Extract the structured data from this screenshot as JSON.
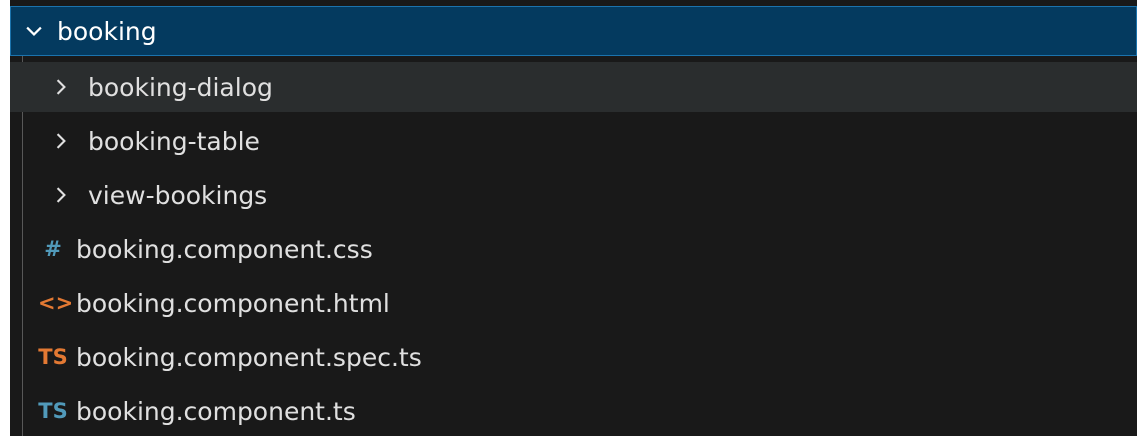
{
  "explorer": {
    "folder": {
      "name": "booking",
      "expanded": true
    },
    "items": [
      {
        "label": "booking-dialog",
        "kind": "folder",
        "icon": "chevron-right-icon"
      },
      {
        "label": "booking-table",
        "kind": "folder",
        "icon": "chevron-right-icon"
      },
      {
        "label": "view-bookings",
        "kind": "folder",
        "icon": "chevron-right-icon"
      },
      {
        "label": "booking.component.css",
        "kind": "file",
        "icon": "hash-icon",
        "icon_text": "#",
        "icon_color": "#519aba"
      },
      {
        "label": "booking.component.html",
        "kind": "file",
        "icon": "angle-brackets-icon",
        "icon_text": "<>",
        "icon_color": "#e37933"
      },
      {
        "label": "booking.component.spec.ts",
        "kind": "file",
        "icon": "typescript-icon",
        "icon_text": "TS",
        "icon_color": "#e37933"
      },
      {
        "label": "booking.component.ts",
        "kind": "file",
        "icon": "typescript-icon",
        "icon_text": "TS",
        "icon_color": "#519aba"
      }
    ]
  },
  "colors": {
    "background": "#191919",
    "selected_row": "#043a5f",
    "selected_border": "#1b73ad",
    "hover_row": "#2a2d2e",
    "text": "#e0e0e0"
  }
}
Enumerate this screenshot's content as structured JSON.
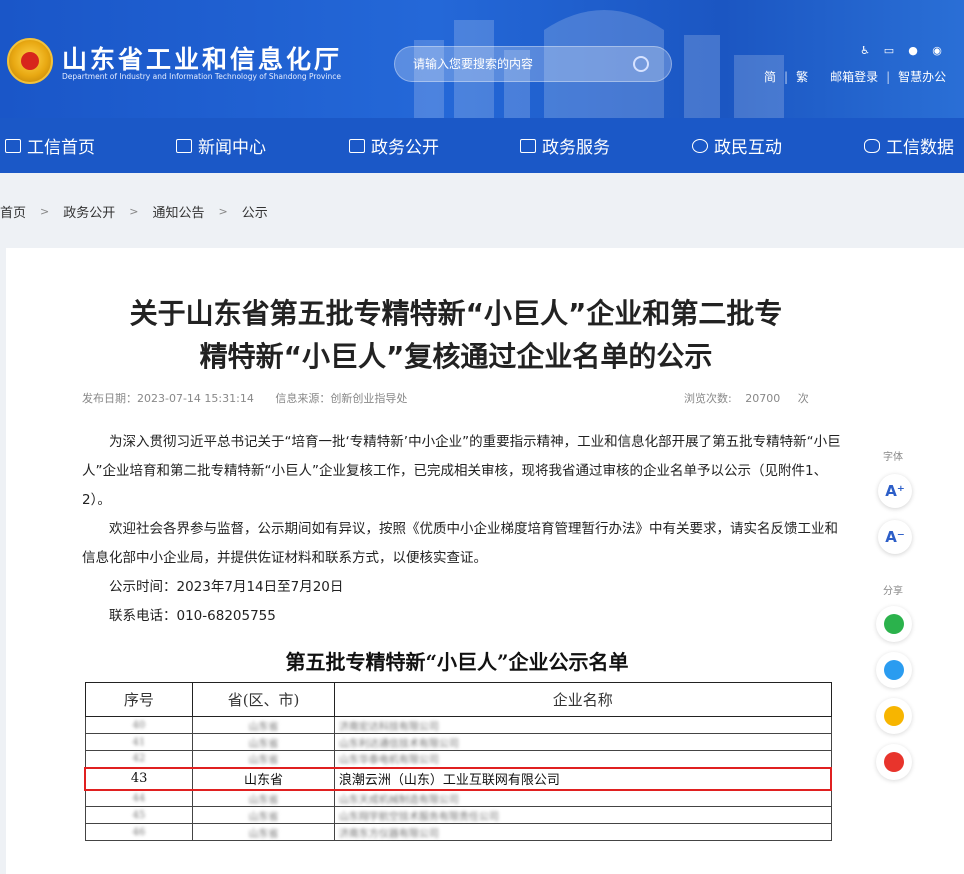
{
  "header": {
    "site_title": "山东省工业和信息化厅",
    "site_subtitle": "Department of Industry and Information Technology of Shandong Province",
    "search_placeholder": "请输入您要搜索的内容",
    "top_icons": [
      "accessibility-icon",
      "mobile-icon",
      "wechat-icon",
      "weibo-icon"
    ],
    "links": {
      "simplified": "简",
      "traditional": "繁",
      "mail": "邮箱登录",
      "office": "智慧办公"
    }
  },
  "nav": {
    "items": [
      {
        "label": "工信首页",
        "icon": "home-icon"
      },
      {
        "label": "新闻中心",
        "icon": "news-icon"
      },
      {
        "label": "政务公开",
        "icon": "monitor-icon"
      },
      {
        "label": "政务服务",
        "icon": "service-icon"
      },
      {
        "label": "政民互动",
        "icon": "chat-icon"
      },
      {
        "label": "工信数据",
        "icon": "database-icon"
      }
    ]
  },
  "breadcrumb": {
    "items": [
      "首页",
      "政务公开",
      "通知公告",
      "公示"
    ],
    "separator": ">"
  },
  "article": {
    "title_line1": "关于山东省第五批专精特新“小巨人”企业和第二批专",
    "title_line2": "精特新“小巨人”复核通过企业名单的公示",
    "publish_date": "发布日期：2023-07-14 15:31:14",
    "source": "信息来源：创新创业指导处",
    "views_label": "浏览次数:",
    "views_count": "20700",
    "views_unit": "次",
    "paragraphs": [
      "为深入贯彻习近平总书记关于“培育一批‘专精特新’中小企业”的重要指示精神，工业和信息化部开展了第五批专精特新“小巨人”企业培育和第二批专精特新“小巨人”企业复核工作，已完成相关审核，现将我省通过审核的企业名单予以公示（见附件1、2）。",
      "欢迎社会各界参与监督，公示期间如有异议，按照《优质中小企业梯度培育管理暂行办法》中有关要求，请实名反馈工业和信息化部中小企业局，并提供佐证材料和联系方式，以便核实查证。",
      "公示时间：2023年7月14日至7月20日",
      "联系电话：010-68205755"
    ]
  },
  "side": {
    "font_label": "字体",
    "font_increase": "A⁺",
    "font_decrease": "A⁻",
    "share_label": "分享"
  },
  "list": {
    "title": "第五批专精特新“小巨人”企业公示名单",
    "headers": [
      "序号",
      "省(区、市)",
      "企业名称"
    ],
    "rows_before": [
      {
        "no": "40",
        "province": "山东省",
        "name": "济南宏达科技有限公司"
      },
      {
        "no": "41",
        "province": "山东省",
        "name": "山东利达通信技术有限公司"
      },
      {
        "no": "42",
        "province": "山东省",
        "name": "山东华泰电机有限公司"
      }
    ],
    "highlight_row": {
      "no": "43",
      "province": "山东省",
      "name": "浪潮云洲（山东）工业互联网有限公司"
    },
    "rows_after": [
      {
        "no": "44",
        "province": "山东省",
        "name": "山东天成机械制造有限公司"
      },
      {
        "no": "45",
        "province": "山东省",
        "name": "山东翔宇航空技术服务有限责任公司"
      },
      {
        "no": "46",
        "province": "山东省",
        "name": "济南东方仪器有限公司"
      }
    ]
  },
  "colors": {
    "brand_blue": "#1b58c7",
    "highlight_red": "#e02020"
  }
}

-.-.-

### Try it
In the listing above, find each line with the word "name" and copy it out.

### Solution for this exercise
      "name": "booking",
        "name": "济南宏达科技有限公司"
        "name": "山东利达通信技术有限公司"
        "name": "山东华泰电机有限公司"
      "name": "浪潮云洲（山东）工业互联网有限公司"
        "name": "山东天成机械制造有限公司"
        "name": "山东翔宇航空技术服务有限责任公司"
        "name": "济南东方仪器有限公司"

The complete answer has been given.